Similarly, Mandarin teacher Hairong Zhang said that she intends to continue using Google Classroom to share learning resources and assign homework. “Not only because it is more environmentally-friendly than the actual worksheet, but also for the reason that students can still have access to the materials after class and even after they finish the course,” she explained. Another practice that Zhang hopes to adopt is a more project-based curriculum. This allows for students to be more engaged in the class by allowing them to work with their peers, be more creative, and apply their skills to real life scenarios.
Besides using Google Classroom, Zhang intends to continue utilizing platforms such as Peardeck, which allows her to see student answers instantly and provide individual feedback. In addition, she has been having “side talks” in class, where she will enter breakout rooms to chat with students, allowing them to communicate better. “These side talks establish the connection between teachers and the students when we don’t have in-person communications,” she said. She aims to build and maintain individual connections with her students during both remote and in-person classes.

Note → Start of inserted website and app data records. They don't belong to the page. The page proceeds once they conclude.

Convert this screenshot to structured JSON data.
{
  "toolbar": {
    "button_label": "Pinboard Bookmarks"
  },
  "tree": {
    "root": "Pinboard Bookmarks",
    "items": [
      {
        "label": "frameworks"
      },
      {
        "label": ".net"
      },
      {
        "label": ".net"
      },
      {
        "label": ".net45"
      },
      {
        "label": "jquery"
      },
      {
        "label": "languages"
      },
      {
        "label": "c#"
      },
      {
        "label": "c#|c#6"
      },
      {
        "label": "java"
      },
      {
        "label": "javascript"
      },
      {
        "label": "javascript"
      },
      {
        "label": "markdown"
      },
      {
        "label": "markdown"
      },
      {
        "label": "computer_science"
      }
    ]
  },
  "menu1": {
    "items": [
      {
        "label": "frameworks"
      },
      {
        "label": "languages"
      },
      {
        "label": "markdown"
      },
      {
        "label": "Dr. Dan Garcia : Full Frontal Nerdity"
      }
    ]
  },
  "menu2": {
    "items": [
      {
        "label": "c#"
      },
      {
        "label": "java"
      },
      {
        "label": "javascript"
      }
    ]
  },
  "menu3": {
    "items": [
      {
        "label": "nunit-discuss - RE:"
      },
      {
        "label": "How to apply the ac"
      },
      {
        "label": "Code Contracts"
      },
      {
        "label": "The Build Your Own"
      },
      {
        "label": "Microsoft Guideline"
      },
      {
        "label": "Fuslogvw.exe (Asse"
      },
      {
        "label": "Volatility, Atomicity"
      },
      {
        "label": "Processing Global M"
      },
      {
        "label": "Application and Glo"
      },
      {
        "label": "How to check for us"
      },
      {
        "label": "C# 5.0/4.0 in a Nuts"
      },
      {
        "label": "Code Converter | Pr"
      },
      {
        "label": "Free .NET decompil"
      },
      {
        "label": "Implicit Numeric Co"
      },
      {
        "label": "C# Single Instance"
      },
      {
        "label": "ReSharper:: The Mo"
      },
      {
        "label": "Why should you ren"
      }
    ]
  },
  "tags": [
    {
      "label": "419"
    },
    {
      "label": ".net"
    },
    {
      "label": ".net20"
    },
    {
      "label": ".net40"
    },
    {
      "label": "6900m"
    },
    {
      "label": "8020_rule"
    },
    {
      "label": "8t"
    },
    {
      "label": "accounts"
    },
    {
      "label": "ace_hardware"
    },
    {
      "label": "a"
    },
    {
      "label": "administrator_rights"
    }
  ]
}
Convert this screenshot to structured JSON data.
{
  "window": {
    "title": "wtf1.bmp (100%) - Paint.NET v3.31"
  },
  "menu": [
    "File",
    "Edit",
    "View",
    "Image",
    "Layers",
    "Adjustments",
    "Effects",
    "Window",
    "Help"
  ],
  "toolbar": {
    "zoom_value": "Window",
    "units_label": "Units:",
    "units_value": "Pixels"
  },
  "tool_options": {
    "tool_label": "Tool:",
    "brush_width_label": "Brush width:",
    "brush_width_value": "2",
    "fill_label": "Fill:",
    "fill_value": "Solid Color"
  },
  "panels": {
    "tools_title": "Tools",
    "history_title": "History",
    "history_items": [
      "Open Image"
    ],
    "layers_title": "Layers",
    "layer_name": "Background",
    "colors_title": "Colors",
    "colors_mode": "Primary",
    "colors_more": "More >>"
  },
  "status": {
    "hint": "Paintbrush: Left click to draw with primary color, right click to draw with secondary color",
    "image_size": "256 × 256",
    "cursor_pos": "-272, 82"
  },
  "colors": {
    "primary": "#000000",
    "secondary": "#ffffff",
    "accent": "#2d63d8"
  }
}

Besides new teaching strategies, remote learning has also given students and teachers a newfound appreciation for in-school learning, and many are eager to return. “I am looking forward to real, human interaction. It's not so easy to make new friends or to create meaningful relationships with your teachers online,” Chen said.
Zhang expressed similar sentiments: “I miss those talks in the hallway, in the office, before the class, and after the class, which help me to know my students more.”
Rubinstein has also noticed the impact of remote learning on students, especially in breakout rooms. “In my regular class, in-person, people really take group work really seriously [...] So, I figured in a pandemic, that would be everyone’s favorite part, when you go into groups. And I find that one-third to one-half of the students are not really actively engaged in the group work.” Returning back to in-person learning will mean more intimate bonds not only between teachers and students, but also between student and student.
Additionally, Zhang’s experiences in remote learning has further taught her that she could take her opportunity as a teacher to help students learn life skills, such as time and stress management. “I become more and more determined that the mental health of students is the key to successful learning,” Zhang said. “I need to be the anchor that encourages and cheers students up when they feel sad and overwhelmed.” Her emphasis on students’ happiness has pushed her to grow as a teacher and search for ways to help her students.
It’s clear that students and teachers have tried their best to adapt to remote learning, and some have found some aspects of it to be beneficial. Not only has implementing technology in the classroom or lengthening the time between classes made learning more effective and manageable, but remote learning has also allowed students and teachers to reflect on ways to create a school environment better suited for their education and health. “Remote learning taught me that what schools provide students with is more than just knowledge and skills, but also a community where students can socialize, support, and learn from each other,” Zhang said. The possibility of these new techniques being implemented in reality is an exciting prospect for teachers and students alike.